Component data from apps and pages

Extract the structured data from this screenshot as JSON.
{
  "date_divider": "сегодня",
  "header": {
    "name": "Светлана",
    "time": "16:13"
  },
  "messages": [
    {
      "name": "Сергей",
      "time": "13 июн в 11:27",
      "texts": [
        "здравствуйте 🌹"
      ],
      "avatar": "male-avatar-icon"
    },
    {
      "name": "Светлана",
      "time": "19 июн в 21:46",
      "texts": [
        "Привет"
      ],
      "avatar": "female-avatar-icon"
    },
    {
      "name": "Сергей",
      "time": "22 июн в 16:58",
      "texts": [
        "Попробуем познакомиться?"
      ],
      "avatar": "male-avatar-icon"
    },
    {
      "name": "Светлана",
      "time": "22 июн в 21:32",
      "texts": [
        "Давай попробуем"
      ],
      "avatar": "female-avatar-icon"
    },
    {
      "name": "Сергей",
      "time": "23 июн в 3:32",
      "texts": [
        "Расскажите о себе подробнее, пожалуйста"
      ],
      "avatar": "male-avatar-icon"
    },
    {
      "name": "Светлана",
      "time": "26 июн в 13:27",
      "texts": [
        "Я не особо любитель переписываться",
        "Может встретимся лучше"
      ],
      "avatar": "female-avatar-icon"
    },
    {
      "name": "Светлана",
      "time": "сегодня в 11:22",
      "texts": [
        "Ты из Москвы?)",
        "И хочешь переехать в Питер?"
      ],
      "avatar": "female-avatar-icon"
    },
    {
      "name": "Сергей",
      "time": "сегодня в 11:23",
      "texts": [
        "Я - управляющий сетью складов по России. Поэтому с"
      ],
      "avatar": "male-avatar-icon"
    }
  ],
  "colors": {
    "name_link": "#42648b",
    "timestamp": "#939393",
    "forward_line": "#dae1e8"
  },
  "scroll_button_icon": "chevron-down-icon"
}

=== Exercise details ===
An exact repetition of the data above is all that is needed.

=== Response to the task ===
Extract the structured data from this screenshot as JSON.
{
  "date_divider": "сегодня",
  "header": {
    "name": "Светлана",
    "time": "16:13"
  },
  "messages": [
    {
      "name": "Сергей",
      "time": "13 июн в 11:27",
      "texts": [
        "здравствуйте 🌹"
      ],
      "avatar": "male-avatar-icon"
    },
    {
      "name": "Светлана",
      "time": "19 июн в 21:46",
      "texts": [
        "Привет"
      ],
      "avatar": "female-avatar-icon"
    },
    {
      "name": "Сергей",
      "time": "22 июн в 16:58",
      "texts": [
        "Попробуем познакомиться?"
      ],
      "avatar": "male-avatar-icon"
    },
    {
      "name": "Светлана",
      "time": "22 июн в 21:32",
      "texts": [
        "Давай попробуем"
      ],
      "avatar": "female-avatar-icon"
    },
    {
      "name": "Сергей",
      "time": "23 июн в 3:32",
      "texts": [
        "Расскажите о себе подробнее, пожалуйста"
      ],
      "avatar": "male-avatar-icon"
    },
    {
      "name": "Светлана",
      "time": "26 июн в 13:27",
      "texts": [
        "Я не особо любитель переписываться",
        "Может встретимся лучше"
      ],
      "avatar": "female-avatar-icon"
    },
    {
      "name": "Светлана",
      "time": "сегодня в 11:22",
      "texts": [
        "Ты из Москвы?)",
        "И хочешь переехать в Питер?"
      ],
      "avatar": "female-avatar-icon"
    },
    {
      "name": "Сергей",
      "time": "сегодня в 11:23",
      "texts": [
        "Я - управляющий сетью складов по России. Поэтому с"
      ],
      "avatar": "male-avatar-icon"
    }
  ],
  "colors": {
    "name_link": "#42648b",
    "timestamp": "#939393",
    "forward_line": "#dae1e8"
  },
  "scroll_button_icon": "chevron-down-icon"
}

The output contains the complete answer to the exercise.